One morning last week, I got held up by a call from a client and arrived at TJ’s much later than I had planned. The store was very crowded and the lines for checkout were half way around the store. No problem with the lines. They move very quickly and are generally very well organized. On this morning, however, there was an e-anxiety victim acting out, talking aggressively on her cell phone. The volume was reasonable to begin with. I thought that she might turn out to be a normal person but, alas, it was just a ploy. She was sucking the rest of us in by pretending to be considerate. Once she had us lulled into a false sense of security, her voice began increasing in volume. As various people in line turned to look at her (to let her know that she was annoying them), she responded with Rule Number One for e-abuse: When challenged escalate obnoxiousness. Soon she was full volume and her pitch had risen to an annoying shrill. I was feeling profound gratitude that I was in an adjacent line and not in line ahead of her, when I looked at the women trapped directly in front of her. She look back with desperation in her eyes and said, “She keeps getting louder.” I heard myself respond, “She’s a talking bobble-head doll.” The woman smiled, and so did almost everyone around us. That’s when I noticed that most of the tension had left my body. I scanned the space around me and perceived that the tension had left the air around me. Deflecting negativity with humor — it really works. Now I admit that there was hostile component to my remark. But discharge from a barb doesn’t generally reduce tension for more than a few minutes. Despite my annoyance, I had delivered the line with a bit of a patient-parent tone and not through clenched teeth. People around me smiled. They didn’t shake there heads in hostile agreement.

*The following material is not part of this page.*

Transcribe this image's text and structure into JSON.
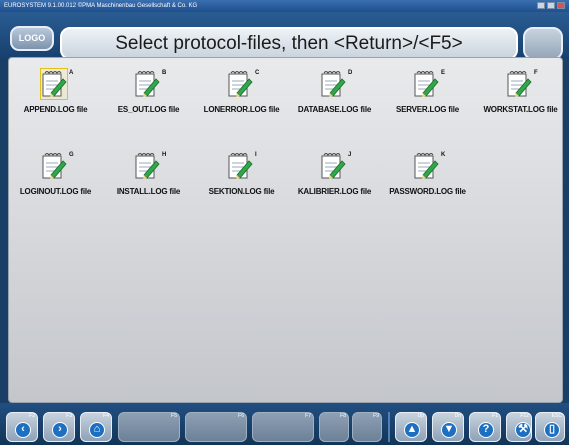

As the line I was in moved into a different aisle from the e-perpetrator, I continued to scan the energy in that part of the store. It remained clear, despite the fact that the e-perpetrator was still talking audibly. Her behavior hadn’t changed. It was the way that people around her connected to her negative discharge that had changed. That’s when I arrived at an interesting thought. I had been standing in line feeling angry about having to be tortured by the perpetrator and feeling a little guilty because I couldn’t manage my emotions better. It now occurred to me that part of my discomfort was empathic. The collective discomfort of all of us around the e-perpetrator had fed each of our individual reactions, intensifying the annoyance. Once someone had altered the collective mindset by injecting humor, there was no longer a matrix to hold the negative reaction. The collective annoyance had turned to collective amusement. The vibrations sent out by the e-perpetrator hadn’t changed but they were no longer creating corresponding vibrations in the surrounding atmosphere. It was a lot to think about. At this point, I arrived at the front of my line and was directed to a checkout station. Within minutes, I left the store, happier AND wiser. A question lingered. What had happened within the e-perpetrator? Had the change in reception, altered her underlying anxiety? Was she aware that her actions no longer had the same effect? If a tree falls in the forest does it make the sound of one hand clapping?